It began in the kitchen in my town of birth, Hobro. I believe there had been some comment about Freemasonry on the telly. My older brother asked if my father hadn’t been a member – to which he answered, that was something he was unable to discuss. That was so strange … and very enticing. I guess I was about 9. I also found his dress coat around this time, and there was something special and solemn about it. In that sense it was an early fascination, but it was never something we talked about, and Freemasonry became part of a broad fictitious and romantic idea about a brotherhood of ancient, esoteric secrets and any number of conspiracies.
Early in the Nineties the subject resurfaced – possibly prompted by a expository Norwegian book (‘Frimureri’, Dag Sverre Mogstad) and the bicentennial anniversary of the Danish Order of Freemasons and the publication that marked the occasion (‘I Guld og Himmelblaat’). For instance I visited the municipal offices to view the building plans for the provincial lodge in Aarhus, and try to guess where the secret rooms would be – a little bit silly, but also quite fun. And then in 1995 I wrote the roleplaying scenario called ‘Barcley’s Brothers’, very much inspired by Alan Moore’s comic ‘From Hell’ (in turn inspired by Stephen Knight’s ‘Jack the Ripper: The Final Solution’). It was neither very good, nor very informed. My presentation at the game convention, Fastaval ’95, was pretty nice, though: I wore my father’s dress coat (unfortunately it was stolen on that very same convention), had a black table cloth, candles, a skull, etc. – very moody.
A couple of years later I wrote a paper on Gnosticism (when graduating as a teacher). I had thought about connecting the subject and the Ancient Mysteries to Freemasonry. So it became an opportunity to visit the Order of Freemasons in Aarhus, where I spoke to two members, both nearing their 30 year anniversary. They were very forthcoming and made an extremely positive impression. They were a bit like a married couple, bickering cheerfully over my questions. They showed me a lodge room and the beautiful light in the ceiling – something which one of them thought was a bit much. They both seemed to hold the opinion that it would be a good idea for me to consider becoming a Mason, but I was still young.
My perception of Freemasonry has gradually become more informed, and while it might have lost some of the allure and sense of drama of fiction, it has proved to be so much more. At this point in time, the Internet had had its big breakthrough, and a wealth of sources had suddenly become readily available. In 1999 I took a tentative step and contacted Le Droit Humain since their foundation of “Liberty, Equality, Fraternity” spoke favourably to me: they accept women, and recognise all religions. But at the end of the day, I didn’t feel quite ready. Mainly because I still had reservations (prejudices) about Freemasonry, and I knew I would have to conform to fit in, and I wasn’t sure that I would be able to.

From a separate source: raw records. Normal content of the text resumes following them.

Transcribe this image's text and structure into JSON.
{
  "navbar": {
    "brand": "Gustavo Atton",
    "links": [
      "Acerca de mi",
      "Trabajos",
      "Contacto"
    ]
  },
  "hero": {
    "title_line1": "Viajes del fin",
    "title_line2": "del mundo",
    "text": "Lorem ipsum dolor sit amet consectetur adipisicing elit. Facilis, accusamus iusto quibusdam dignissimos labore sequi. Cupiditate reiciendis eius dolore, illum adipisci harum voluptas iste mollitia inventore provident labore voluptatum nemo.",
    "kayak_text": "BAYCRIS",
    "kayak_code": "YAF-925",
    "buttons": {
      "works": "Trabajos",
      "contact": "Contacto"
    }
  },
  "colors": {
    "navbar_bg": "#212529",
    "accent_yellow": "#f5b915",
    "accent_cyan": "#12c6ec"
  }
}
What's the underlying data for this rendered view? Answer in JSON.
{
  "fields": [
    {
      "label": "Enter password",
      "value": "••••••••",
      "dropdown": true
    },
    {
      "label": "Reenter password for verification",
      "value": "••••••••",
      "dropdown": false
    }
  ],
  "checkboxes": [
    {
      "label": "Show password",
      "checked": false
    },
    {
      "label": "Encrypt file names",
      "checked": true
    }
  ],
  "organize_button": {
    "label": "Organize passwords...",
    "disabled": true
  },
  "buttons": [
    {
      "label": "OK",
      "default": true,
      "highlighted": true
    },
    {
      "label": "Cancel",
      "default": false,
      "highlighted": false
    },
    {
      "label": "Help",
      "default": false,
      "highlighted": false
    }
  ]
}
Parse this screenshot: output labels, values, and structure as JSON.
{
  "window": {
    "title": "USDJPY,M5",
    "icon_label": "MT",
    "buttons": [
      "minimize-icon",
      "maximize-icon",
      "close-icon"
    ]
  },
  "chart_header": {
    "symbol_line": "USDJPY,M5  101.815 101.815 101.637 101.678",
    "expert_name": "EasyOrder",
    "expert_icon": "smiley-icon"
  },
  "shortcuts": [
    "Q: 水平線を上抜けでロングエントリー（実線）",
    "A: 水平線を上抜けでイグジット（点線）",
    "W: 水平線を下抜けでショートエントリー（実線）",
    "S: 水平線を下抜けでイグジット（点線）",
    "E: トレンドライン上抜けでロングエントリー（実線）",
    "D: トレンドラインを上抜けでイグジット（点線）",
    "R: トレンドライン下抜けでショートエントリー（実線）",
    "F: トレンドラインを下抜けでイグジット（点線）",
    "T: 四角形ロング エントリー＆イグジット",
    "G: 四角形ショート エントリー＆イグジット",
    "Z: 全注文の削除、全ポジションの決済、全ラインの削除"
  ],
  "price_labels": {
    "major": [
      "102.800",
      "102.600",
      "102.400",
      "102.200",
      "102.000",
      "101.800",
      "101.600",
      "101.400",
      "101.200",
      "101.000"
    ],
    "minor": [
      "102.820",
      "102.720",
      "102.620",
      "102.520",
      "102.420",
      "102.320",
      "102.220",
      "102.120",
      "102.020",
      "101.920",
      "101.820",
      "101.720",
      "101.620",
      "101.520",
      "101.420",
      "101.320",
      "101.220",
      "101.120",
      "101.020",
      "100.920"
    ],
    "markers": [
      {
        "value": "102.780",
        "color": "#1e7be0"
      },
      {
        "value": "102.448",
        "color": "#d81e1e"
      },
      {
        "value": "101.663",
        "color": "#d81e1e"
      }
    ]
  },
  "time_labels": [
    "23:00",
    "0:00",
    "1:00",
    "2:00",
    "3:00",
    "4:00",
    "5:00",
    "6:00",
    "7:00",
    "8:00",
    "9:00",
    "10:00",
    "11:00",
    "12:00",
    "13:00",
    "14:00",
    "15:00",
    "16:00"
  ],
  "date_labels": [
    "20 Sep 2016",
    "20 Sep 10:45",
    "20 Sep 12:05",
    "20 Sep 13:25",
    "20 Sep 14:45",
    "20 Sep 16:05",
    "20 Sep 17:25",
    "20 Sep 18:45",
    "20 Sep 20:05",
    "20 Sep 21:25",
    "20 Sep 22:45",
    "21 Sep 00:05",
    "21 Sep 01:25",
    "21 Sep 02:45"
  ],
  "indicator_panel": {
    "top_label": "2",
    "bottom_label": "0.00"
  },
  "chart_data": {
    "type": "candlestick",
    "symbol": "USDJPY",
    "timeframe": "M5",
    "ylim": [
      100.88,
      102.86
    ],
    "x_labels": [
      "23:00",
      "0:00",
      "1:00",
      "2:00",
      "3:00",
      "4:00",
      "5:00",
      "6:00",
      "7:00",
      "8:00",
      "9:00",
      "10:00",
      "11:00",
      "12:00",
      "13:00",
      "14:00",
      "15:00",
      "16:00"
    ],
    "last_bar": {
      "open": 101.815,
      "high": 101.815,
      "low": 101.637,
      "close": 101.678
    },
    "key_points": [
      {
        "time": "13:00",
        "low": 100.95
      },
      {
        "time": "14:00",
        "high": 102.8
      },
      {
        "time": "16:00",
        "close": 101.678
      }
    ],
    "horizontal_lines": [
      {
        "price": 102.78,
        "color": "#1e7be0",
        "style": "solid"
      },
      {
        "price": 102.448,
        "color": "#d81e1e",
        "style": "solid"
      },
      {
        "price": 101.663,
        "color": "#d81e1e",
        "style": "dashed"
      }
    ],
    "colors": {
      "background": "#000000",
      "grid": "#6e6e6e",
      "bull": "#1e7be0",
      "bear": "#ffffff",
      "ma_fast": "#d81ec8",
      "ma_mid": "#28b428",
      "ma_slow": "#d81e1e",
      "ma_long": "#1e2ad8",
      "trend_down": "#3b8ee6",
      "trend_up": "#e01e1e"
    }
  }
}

But it did become concrete enough that I put up a few “markers” and promised myself to take another look at it, when they had been achieved. Another five years passed, during which the subject kept simmering beneath the surface …
[Date of original post: May 7, 2005]